REQUIREMENT =>
Restate the data word for word. Leave the pictures out.

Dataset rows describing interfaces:
* * *
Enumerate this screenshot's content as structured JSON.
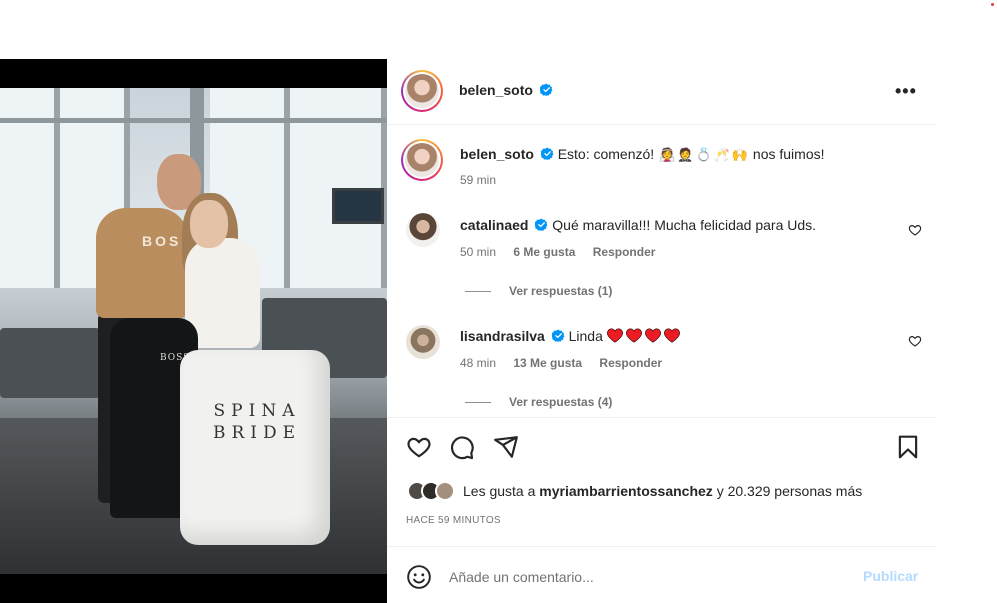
{
  "post": {
    "author": "belen_soto",
    "caption_author": "belen_soto",
    "caption_text": "Esto: comenzó!",
    "caption_emojis": [
      "👰",
      "🤵",
      "💍",
      "🥂",
      "🙌"
    ],
    "caption_tail": "nos fuimos!",
    "caption_time": "59 min",
    "more_label": "•••",
    "photo_text": {
      "bag": "SPINA BRIDE",
      "hoodie": "BOSS",
      "garment_bag": "BOSS"
    }
  },
  "comments": [
    {
      "username": "catalinaed",
      "text": "Qué maravilla!!! Mucha felicidad para Uds.",
      "hearts": 0,
      "time": "50 min",
      "likes": "6 Me gusta",
      "reply": "Responder",
      "view_replies": "Ver respuestas (1)"
    },
    {
      "username": "lisandrasilva",
      "text": "Linda",
      "hearts": 4,
      "time": "48 min",
      "likes": "13 Me gusta",
      "reply": "Responder",
      "view_replies": "Ver respuestas (4)"
    }
  ],
  "likes": {
    "prefix": "Les gusta a",
    "user": "myriambarrientossanchez",
    "suffix": "y 20.329 personas más"
  },
  "timestamp": "HACE 59 MINUTOS",
  "comment_box": {
    "placeholder": "Añade un comentario...",
    "publish": "Publicar"
  },
  "colors": {
    "verified": "#0095f6",
    "heart_red": "#ed1c24",
    "publish_disabled": "#b3dbff",
    "muted_text": "#737373"
  }
}
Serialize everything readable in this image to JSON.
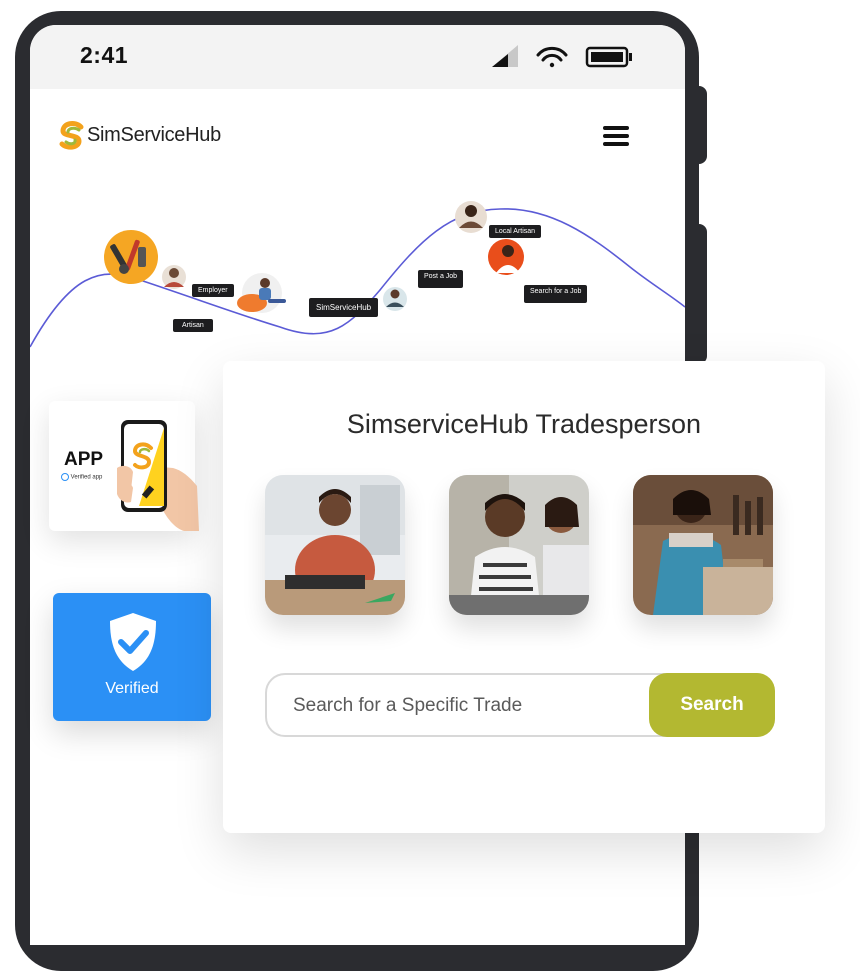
{
  "status_bar": {
    "time": "2:41"
  },
  "header": {
    "logo_text": "SimServiceHub"
  },
  "journey": {
    "labels": {
      "employer": "Employer",
      "artisan": "Artisan",
      "brand": "SimServiceHub",
      "post_job": "Post a Job",
      "local_artisan": "Local Artisan",
      "search_job": "Search for a Job"
    }
  },
  "app_badge": {
    "label": "APP",
    "sub": "Verified app"
  },
  "verified_badge": {
    "label": "Verified"
  },
  "card": {
    "title": "SimserviceHub Tradesperson",
    "photos": [
      "tailor-photo",
      "business-meeting-photo",
      "woodworker-photo"
    ],
    "search": {
      "placeholder": "Search for a Specific Trade",
      "button": "Search"
    }
  },
  "colors": {
    "accent": "#b3b831",
    "verified": "#2b90f5",
    "curve": "#5b5bd6",
    "logo_orange": "#f3a21c",
    "logo_green": "#9fb83a"
  }
}
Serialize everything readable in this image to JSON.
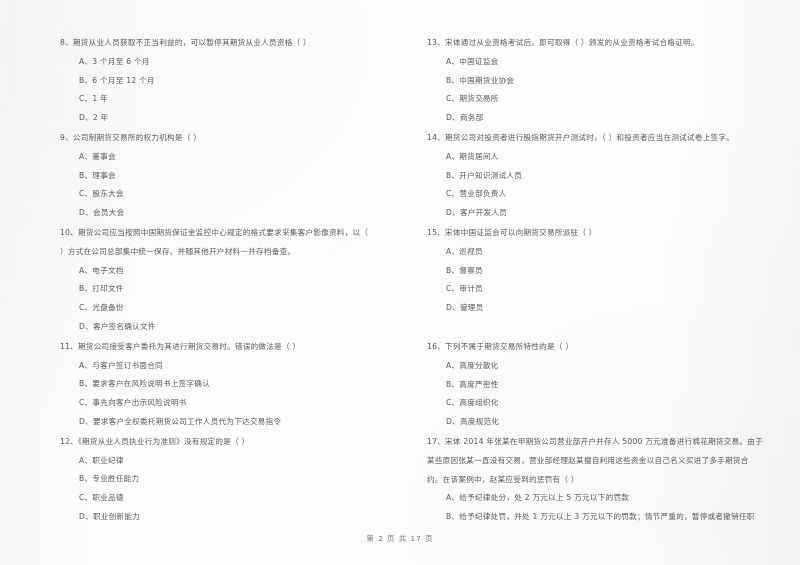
{
  "document": {
    "type": "exam-paper-scan",
    "footer": "第 2 页 共 17 页",
    "ink_color": "#4c4c51",
    "page_color": "#fbfbfa"
  },
  "left_column": [
    {
      "number": "8",
      "stem": "8、期货从业人员获取不正当利益的，可以暂停其期货从业人员资格（      ）",
      "stem_cont": "",
      "options": [
        "A、3 个月至 6 个月",
        "B、6 个月至 12 个月",
        "C、1 年",
        "D、2 年"
      ]
    },
    {
      "number": "9",
      "stem": "9、公司制期货交易所的权力机构是（      ）",
      "stem_cont": "",
      "options": [
        "A、董事会",
        "B、理事会",
        "C、股东大会",
        "D、会员大会"
      ]
    },
    {
      "number": "10",
      "stem": "10、期货公司应当按照中国期货保证金监控中心规定的格式要求采集客户影像资料，以（",
      "stem_cont": "）方式在公司总部集中统一保存。并随其他开户材料一并存档备查。",
      "options": [
        "A、电子文档",
        "B、打印文件",
        "C、光盘备份",
        "D、客户签名确认文件"
      ]
    },
    {
      "number": "11",
      "stem": "11、期货公司接受客户委托为其进行期货交易时。错误的做法是（      ）",
      "stem_cont": "",
      "options": [
        "A、与客户签订书面合同",
        "B、要求客户在风险说明书上签字确认",
        "C、事先向客户出示风险说明书",
        "D、要求客户全权委托期货公司工作人员代为下达交易指令"
      ]
    },
    {
      "number": "12",
      "stem": "12、《期货从业人员执业行为准则》没有规定的是（      ）",
      "stem_cont": "",
      "options": [
        "A、职业纪律",
        "B、专业胜任能力",
        "C、职业品德",
        "D、职业创新能力"
      ]
    }
  ],
  "right_column": [
    {
      "number": "13",
      "stem": "13、宋体通过从业资格考试后。即可取得（      ）颁发的从业资格考试合格证明。",
      "stem_cont": "",
      "options": [
        "A、中国证监会",
        "B、中国期货业协会",
        "C、期货交易所",
        "D、商务部"
      ]
    },
    {
      "number": "14",
      "stem": "14、期货公司对投资者进行股指期货开户测试时，（      ）和投资者应当在测试试卷上签字。",
      "stem_cont": "",
      "options": [
        "A、期货居间人",
        "B、开户知识测试人员",
        "C、营业部负责人",
        "D、客户开发人员"
      ]
    },
    {
      "number": "15",
      "stem": "15、宋体中国证监会可以向期货交易所派驻（      ）",
      "stem_cont": "",
      "options": [
        "A、巡视员",
        "B、督察员",
        "C、审计员",
        "D、管理员"
      ]
    },
    {
      "number": "16",
      "stem": "16、下列不属于期货交易所特性的是（      ）",
      "stem_cont": "",
      "options": [
        "A、高度分散化",
        "B、高度严密性",
        "C、高度组织化",
        "D、高度规范化"
      ]
    },
    {
      "number": "17",
      "stem": "17、宋体 2014 年张某在甲期货公司营业部开户并存人 5000 万元准备进行棉花期货交易。由于",
      "stem_cont": "某些原因张某一直没有交易，营业部经理赵某擅自利用这些资金以自己名义买进了多手期货合",
      "stem_cont2": "约。在该案例中，赵某应受到的惩罚有（      ）",
      "options": [
        "A、给予纪律处分，处 2 万元以上 5 万元以下的罚款",
        "B、给予纪律处罚，并处 1 万元以上 3 万元以下的罚款；情节严重的，暂停或者撤销任职"
      ]
    }
  ]
}
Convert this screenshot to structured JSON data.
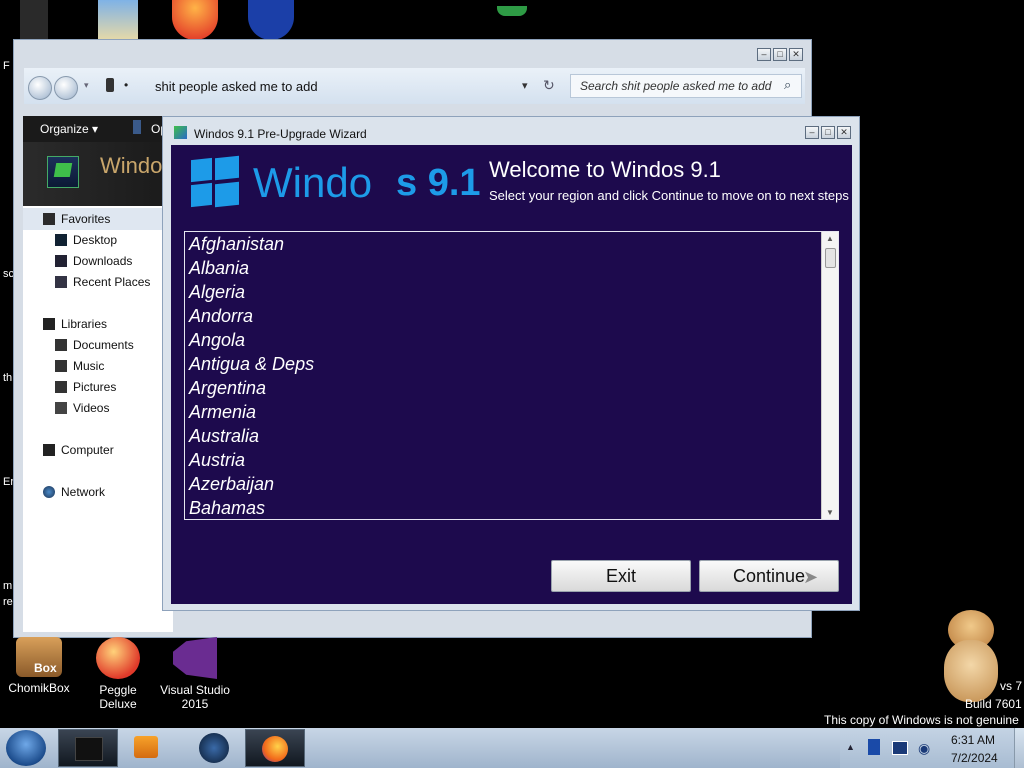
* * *
ANSWER SPACE =>
Enumerate this screenshot's content as structured JSON.
{
  "post": {
    "author": "belen_soto",
    "caption_author": "belen_soto",
    "caption_text": "Esto: comenzó!",
    "caption_emojis": [
      "👰",
      "🤵",
      "💍",
      "🥂",
      "🙌"
    ],
    "caption_tail": "nos fuimos!",
    "caption_time": "59 min",
    "more_label": "•••",
    "photo_text": {
      "bag": "SPINA BRIDE",
      "hoodie": "BOSS",
      "garment_bag": "BOSS"
    }
  },
  "comments": [
    {
      "username": "catalinaed",
      "text": "Qué maravilla!!! Mucha felicidad para Uds.",
      "hearts": 0,
      "time": "50 min",
      "likes": "6 Me gusta",
      "reply": "Responder",
      "view_replies": "Ver respuestas (1)"
    },
    {
      "username": "lisandrasilva",
      "text": "Linda",
      "hearts": 4,
      "time": "48 min",
      "likes": "13 Me gusta",
      "reply": "Responder",
      "view_replies": "Ver respuestas (4)"
    }
  ],
  "likes": {
    "prefix": "Les gusta a",
    "user": "myriambarrientossanchez",
    "suffix": "y 20.329 personas más"
  },
  "timestamp": "HACE 59 MINUTOS",
  "comment_box": {
    "placeholder": "Añade un comentario...",
    "publish": "Publicar"
  },
  "colors": {
    "verified": "#0095f6",
    "heart_red": "#ed1c24",
    "publish_disabled": "#b3dbff",
    "muted_text": "#737373"
  }
}
Serialize everything readable in this image to JSON.
{
  "status_bar": {
    "time": "2:41"
  },
  "header": {
    "logo_text": "SimServiceHub"
  },
  "journey": {
    "labels": {
      "employer": "Employer",
      "artisan": "Artisan",
      "brand": "SimServiceHub",
      "post_job": "Post a Job",
      "local_artisan": "Local Artisan",
      "search_job": "Search for a Job"
    }
  },
  "app_badge": {
    "label": "APP",
    "sub": "Verified app"
  },
  "verified_badge": {
    "label": "Verified"
  },
  "card": {
    "title": "SimserviceHub Tradesperson",
    "photos": [
      "tailor-photo",
      "business-meeting-photo",
      "woodworker-photo"
    ],
    "search": {
      "placeholder": "Search for a Specific Trade",
      "button": "Search"
    }
  },
  "colors": {
    "accent": "#b3b831",
    "verified": "#2b90f5",
    "curve": "#5b5bd6",
    "logo_orange": "#f3a21c",
    "logo_green": "#9fb83a"
  }
}
Serialize everything readable in this image to JSON.
{
  "document": {
    "type": "exam-paper-scan",
    "footer": "第 2 页 共 17 页",
    "ink_color": "#4c4c51",
    "page_color": "#fbfbfa"
  },
  "left_column": [
    {
      "number": "8",
      "stem": "8、期货从业人员获取不正当利益的，可以暂停其期货从业人员资格（      ）",
      "stem_cont": "",
      "options": [
        "A、3 个月至 6 个月",
        "B、6 个月至 12 个月",
        "C、1 年",
        "D、2 年"
      ]
    },
    {
      "number": "9",
      "stem": "9、公司制期货交易所的权力机构是（      ）",
      "stem_cont": "",
      "options": [
        "A、董事会",
        "B、理事会",
        "C、股东大会",
        "D、会员大会"
      ]
    },
    {
      "number": "10",
      "stem": "10、期货公司应当按照中国期货保证金监控中心规定的格式要求采集客户影像资料，以（",
      "stem_cont": "）方式在公司总部集中统一保存。并随其他开户材料一并存档备查。",
      "options": [
        "A、电子文档",
        "B、打印文件",
        "C、光盘备份",
        "D、客户签名确认文件"
      ]
    },
    {
      "number": "11",
      "stem": "11、期货公司接受客户委托为其进行期货交易时。错误的做法是（      ）",
      "stem_cont": "",
      "options": [
        "A、与客户签订书面合同",
        "B、要求客户在风险说明书上签字确认",
        "C、事先向客户出示风险说明书",
        "D、要求客户全权委托期货公司工作人员代为下达交易指令"
      ]
    },
    {
      "number": "12",
      "stem": "12、《期货从业人员执业行为准则》没有规定的是（      ）",
      "stem_cont": "",
      "options": [
        "A、职业纪律",
        "B、专业胜任能力",
        "C、职业品德",
        "D、职业创新能力"
      ]
    }
  ],
  "right_column": [
    {
      "number": "13",
      "stem": "13、宋体通过从业资格考试后。即可取得（      ）颁发的从业资格考试合格证明。",
      "stem_cont": "",
      "options": [
        "A、中国证监会",
        "B、中国期货业协会",
        "C、期货交易所",
        "D、商务部"
      ]
    },
    {
      "number": "14",
      "stem": "14、期货公司对投资者进行股指期货开户测试时，（      ）和投资者应当在测试试卷上签字。",
      "stem_cont": "",
      "options": [
        "A、期货居间人",
        "B、开户知识测试人员",
        "C、营业部负责人",
        "D、客户开发人员"
      ]
    },
    {
      "number": "15",
      "stem": "15、宋体中国证监会可以向期货交易所派驻（      ）",
      "stem_cont": "",
      "options": [
        "A、巡视员",
        "B、督察员",
        "C、审计员",
        "D、管理员"
      ]
    },
    {
      "number": "16",
      "stem": "16、下列不属于期货交易所特性的是（      ）",
      "stem_cont": "",
      "options": [
        "A、高度分散化",
        "B、高度严密性",
        "C、高度组织化",
        "D、高度规范化"
      ]
    },
    {
      "number": "17",
      "stem": "17、宋体 2014 年张某在甲期货公司营业部开户并存人 5000 万元准备进行棉花期货交易。由于",
      "stem_cont": "某些原因张某一直没有交易，营业部经理赵某擅自利用这些资金以自己名义买进了多手期货合",
      "stem_cont2": "约。在该案例中，赵某应受到的惩罚有（      ）",
      "options": [
        "A、给予纪律处分，处 2 万元以上 5 万元以下的罚款",
        "B、给予纪律处罚，并处 1 万元以上 3 万元以下的罚款；情节严重的，暂停或者撤销任职"
      ]
    }
  ]
}
Convert this screenshot to structured JSON data.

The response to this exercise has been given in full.